That’s the end of the Star Wars references, we swear — please don’t go.

Obama announced on Tuesday that he has ordered new, stricter fuel-efficiency rules to curb greenhouse gas emissions from large trucks. This will build on an earlier set of standards that were developed in 2011 and took effect this year. The new standards, to be drawn up by the EPA and Department of Transportation, are supposed to be finalized by 2016, before Obama leaves office, and then go into effect starting in 2018.

“Improving gas mileage for these trucks is going to drive down our oil imports even further,” Obama said. “That reduces carbon pollution even more, cuts down on businesses’ fuel costs, which should pay off in lower prices for consumers. So it’s not just a win-win; it’s a win-win-win. We got three wins.”

Heavy-duty trucks make up just 4 percent of vehicles on the roads, but they emit 20 percent of CO2 emissions from the transportation sector, the second most polluting sector of the U.S. economy. And big trucks used over 28 billion gallons of gasoline in 2011. Taking these figures into consideration, it’s easy to see how the new rules could have a climate impact. Michelle Robinson of the Union for Concerned Scientists told The New York Times that the new standards could bring down oil consumption by one million barrels per day by 2035.

Obama is also urging Congress to repeal $4 billion worth of federal subsidies currently enjoyed by oil and gas companies each year, while proposing a $200 million tax credit for companies that work to develop vehicles and infrastructure that run on alternative sources of energy.

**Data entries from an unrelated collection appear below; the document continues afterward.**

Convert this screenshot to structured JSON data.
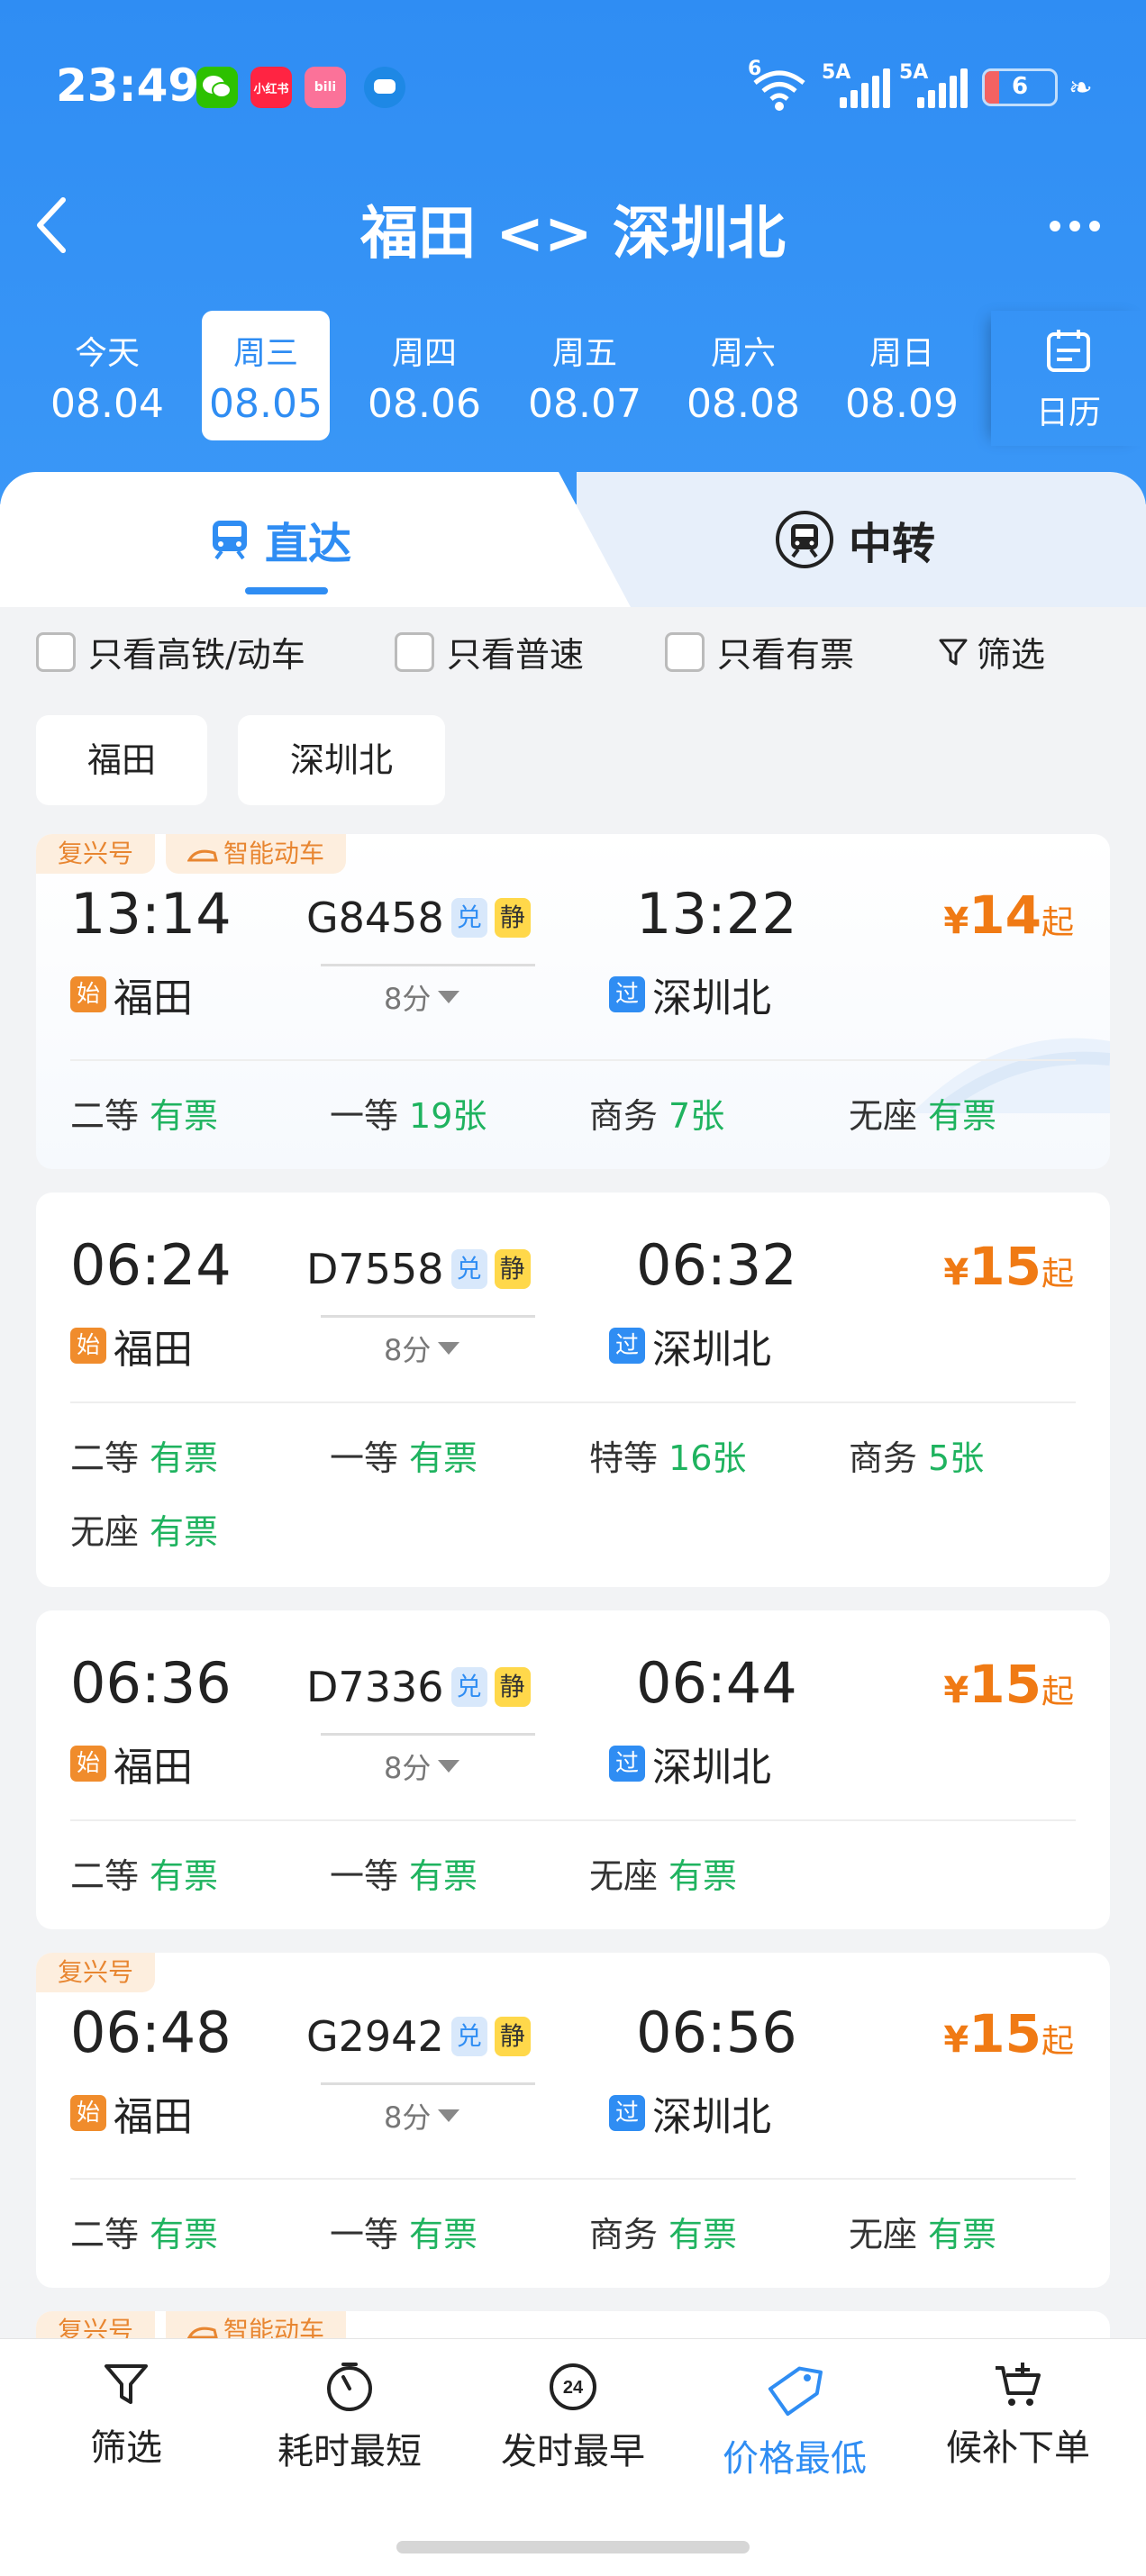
{
  "status_bar": {
    "time": "23:49",
    "apps": [
      {
        "name": "wechat-icon",
        "label": "",
        "color": "#2dc100"
      },
      {
        "name": "xiaohongshu-icon",
        "label": "小红书",
        "color": "#ff2442"
      },
      {
        "name": "bilibili-icon",
        "label": "bili",
        "color": "#fb7299"
      },
      {
        "name": "message-icon",
        "label": "",
        "color": "#1e88e5"
      }
    ],
    "wifi_label": "6",
    "sim1_label": "5A",
    "sim2_label": "5A",
    "battery_level": "6"
  },
  "header": {
    "back_icon": "chevron-left-icon",
    "title": "福田 <> 深圳北",
    "more_icon": "more-icon"
  },
  "dates": [
    {
      "weekday": "今天",
      "date": "08.04",
      "selected": false
    },
    {
      "weekday": "周三",
      "date": "08.05",
      "selected": true
    },
    {
      "weekday": "周四",
      "date": "08.06",
      "selected": false
    },
    {
      "weekday": "周五",
      "date": "08.07",
      "selected": false
    },
    {
      "weekday": "周六",
      "date": "08.08",
      "selected": false
    },
    {
      "weekday": "周日",
      "date": "08.09",
      "selected": false
    }
  ],
  "calendar_label": "日历",
  "tabs": {
    "direct": "直达",
    "transfer": "中转"
  },
  "filters": {
    "high_speed": "只看高铁/动车",
    "normal": "只看普速",
    "available": "只看有票",
    "filter": "筛选"
  },
  "station_chips": {
    "from": "福田",
    "to": "深圳北"
  },
  "trains": [
    {
      "tags": [
        "复兴号",
        "智能动车"
      ],
      "dep_time": "13:14",
      "train_no": "G8458",
      "arr_time": "13:22",
      "duration": "8分",
      "from": "福田",
      "to": "深圳北",
      "start_badge": "始",
      "pass_badge": "过",
      "price_cur": "¥",
      "price": "14",
      "price_suffix": "起",
      "seats": [
        {
          "type": "二等",
          "value": "有票"
        },
        {
          "type": "一等",
          "value": "19张"
        },
        {
          "type": "商务",
          "value": "7张"
        },
        {
          "type": "无座",
          "value": "有票"
        }
      ]
    },
    {
      "tags": [],
      "dep_time": "06:24",
      "train_no": "D7558",
      "arr_time": "06:32",
      "duration": "8分",
      "from": "福田",
      "to": "深圳北",
      "start_badge": "始",
      "pass_badge": "过",
      "price_cur": "¥",
      "price": "15",
      "price_suffix": "起",
      "seats": [
        {
          "type": "二等",
          "value": "有票"
        },
        {
          "type": "一等",
          "value": "有票"
        },
        {
          "type": "特等",
          "value": "16张"
        },
        {
          "type": "商务",
          "value": "5张"
        },
        {
          "type": "无座",
          "value": "有票"
        }
      ]
    },
    {
      "tags": [],
      "dep_time": "06:36",
      "train_no": "D7336",
      "arr_time": "06:44",
      "duration": "8分",
      "from": "福田",
      "to": "深圳北",
      "start_badge": "始",
      "pass_badge": "过",
      "price_cur": "¥",
      "price": "15",
      "price_suffix": "起",
      "seats": [
        {
          "type": "二等",
          "value": "有票"
        },
        {
          "type": "一等",
          "value": "有票"
        },
        {
          "type": "无座",
          "value": "有票"
        }
      ]
    },
    {
      "tags": [
        "复兴号"
      ],
      "dep_time": "06:48",
      "train_no": "G2942",
      "arr_time": "06:56",
      "duration": "8分",
      "from": "福田",
      "to": "深圳北",
      "start_badge": "始",
      "pass_badge": "过",
      "price_cur": "¥",
      "price": "15",
      "price_suffix": "起",
      "seats": [
        {
          "type": "二等",
          "value": "有票"
        },
        {
          "type": "一等",
          "value": "有票"
        },
        {
          "type": "商务",
          "value": "有票"
        },
        {
          "type": "无座",
          "value": "有票"
        }
      ]
    }
  ],
  "badges": {
    "dui": "兑",
    "jing": "静"
  },
  "next_card_tags": [
    "复兴号",
    "智能动车"
  ],
  "bottom_bar": {
    "filter": "筛选",
    "shortest": "耗时最短",
    "earliest": "发时最早",
    "cheapest": "价格最低",
    "waitlist": "候补下单",
    "earliest_icon_text": "24"
  },
  "colors": {
    "primary": "#2f8df3",
    "price": "#f07a14",
    "available": "#1fb35f",
    "tag": "#e88631"
  }
}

Obama declined, to our chagrin, to comment on how he’s going to address trucks that will not commit to a lane, trucks with stupid bumper stickers, and truck drivers’ indiscriminate use of both the middle finger and the horn — all issues of equivalent national import.